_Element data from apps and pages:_
^^^^^^^^^^^^^^^^

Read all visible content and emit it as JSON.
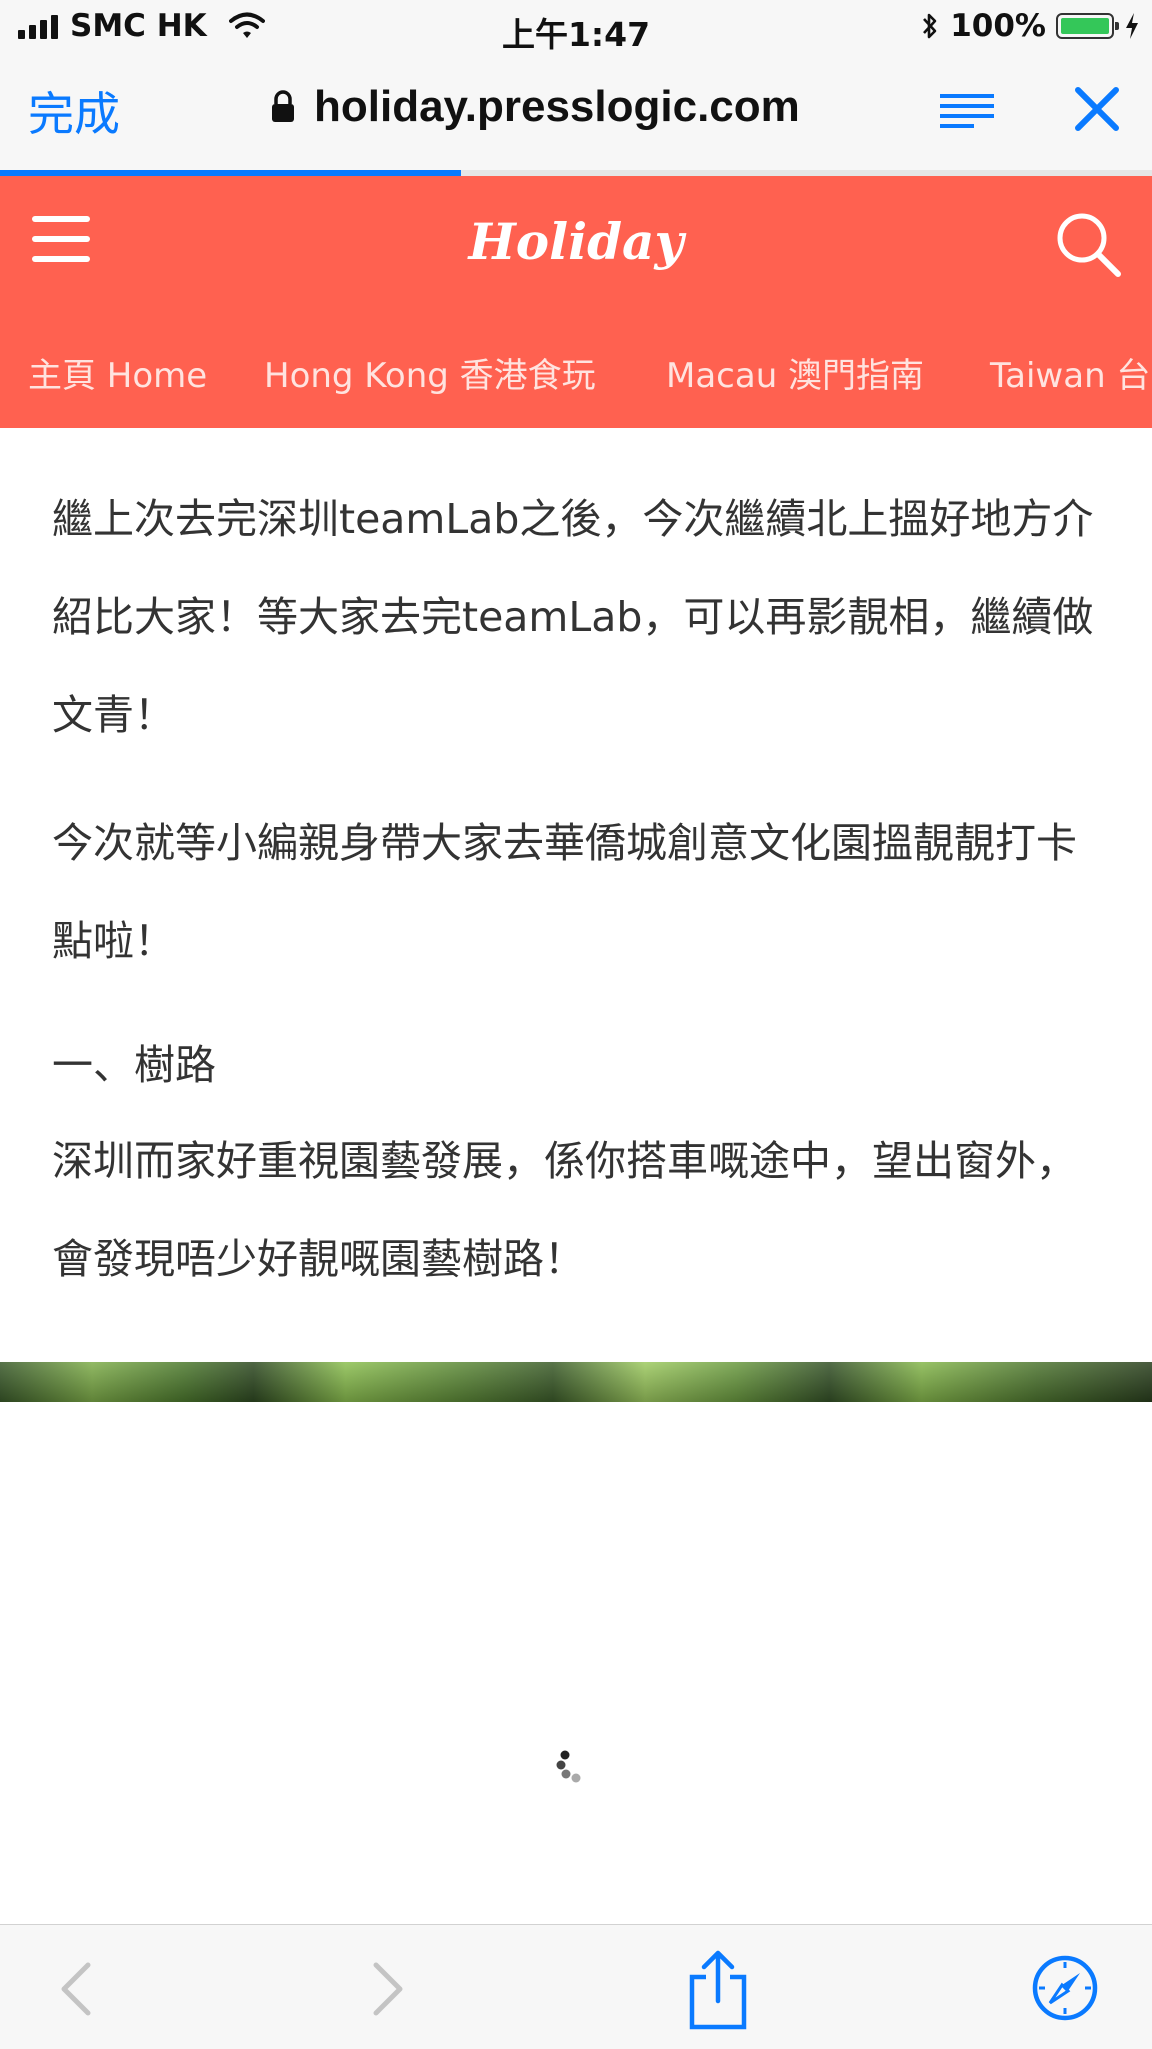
{
  "status_bar": {
    "carrier": "SMC HK",
    "time": "上午1:47",
    "battery_percent": "100%",
    "battery_level": 1.0
  },
  "browser": {
    "done_label": "完成",
    "url": "holiday.presslogic.com",
    "load_progress": 0.4,
    "accent_color": "#0a7aff"
  },
  "site": {
    "logo": "Holiday",
    "brand_color": "#ff6150",
    "nav": [
      {
        "label": "主頁 Home"
      },
      {
        "label": "Hong Kong 香港食玩"
      },
      {
        "label": "Macau 澳門指南"
      },
      {
        "label": "Taiwan 台"
      }
    ]
  },
  "article": {
    "paragraph1": "繼上次去完深圳teamLab之後，今次繼續北上搵好地方介紹比大家！等大家去完teamLab，可以再影靚相，繼續做文青！",
    "paragraph2": "今次就等小編親身帶大家去華僑城創意文化園搵靚靚打卡點啦！",
    "heading": "一、樹路",
    "paragraph3": "深圳而家好重視園藝發展，係你搭車嘅途中，望出窗外，會發現唔少好靚嘅園藝樹路！"
  },
  "icons": {
    "lock": "lock-icon",
    "reader": "reader-mode-icon",
    "close": "close-icon",
    "menu": "menu-icon",
    "search": "search-icon",
    "back": "back-arrow-icon",
    "forward": "forward-arrow-icon",
    "share": "share-icon",
    "safari": "compass-icon",
    "spinner": "loading-spinner-icon"
  }
}
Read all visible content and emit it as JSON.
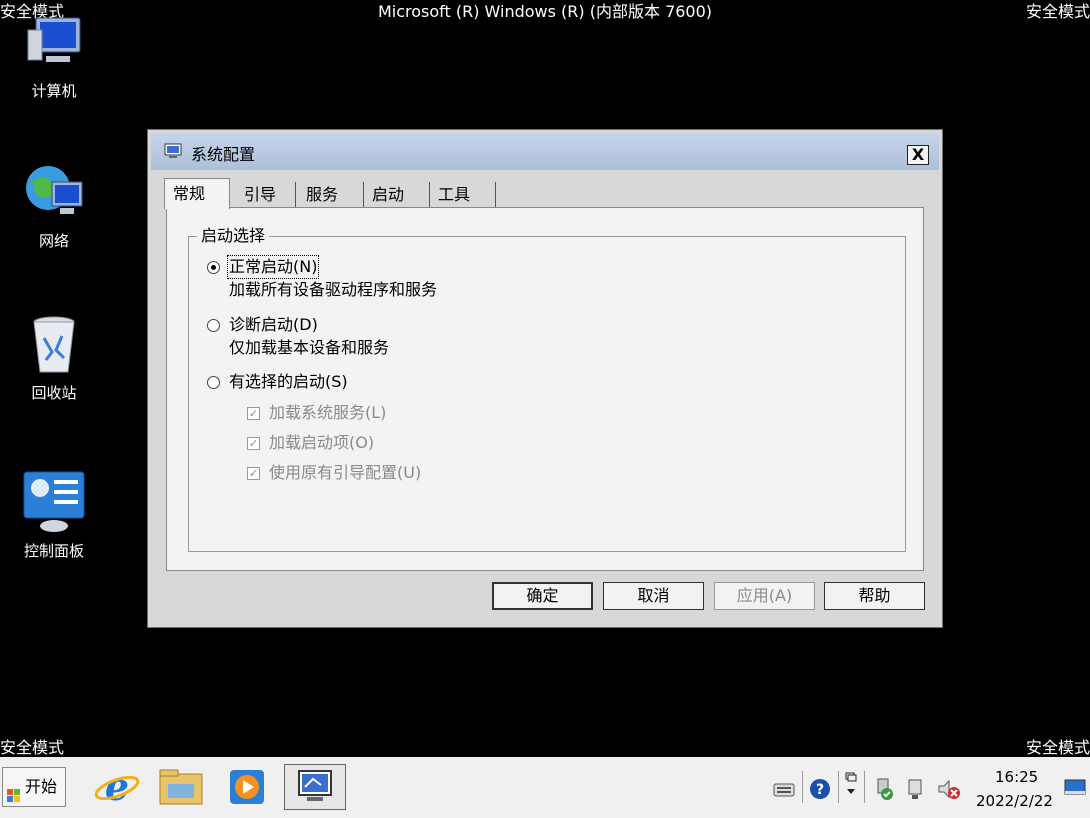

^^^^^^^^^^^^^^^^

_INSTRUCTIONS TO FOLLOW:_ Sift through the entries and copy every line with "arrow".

_WRITTEN SOLUTION:_
    "back": "back-arrow-icon",
    "forward": "forward-arrow-icon",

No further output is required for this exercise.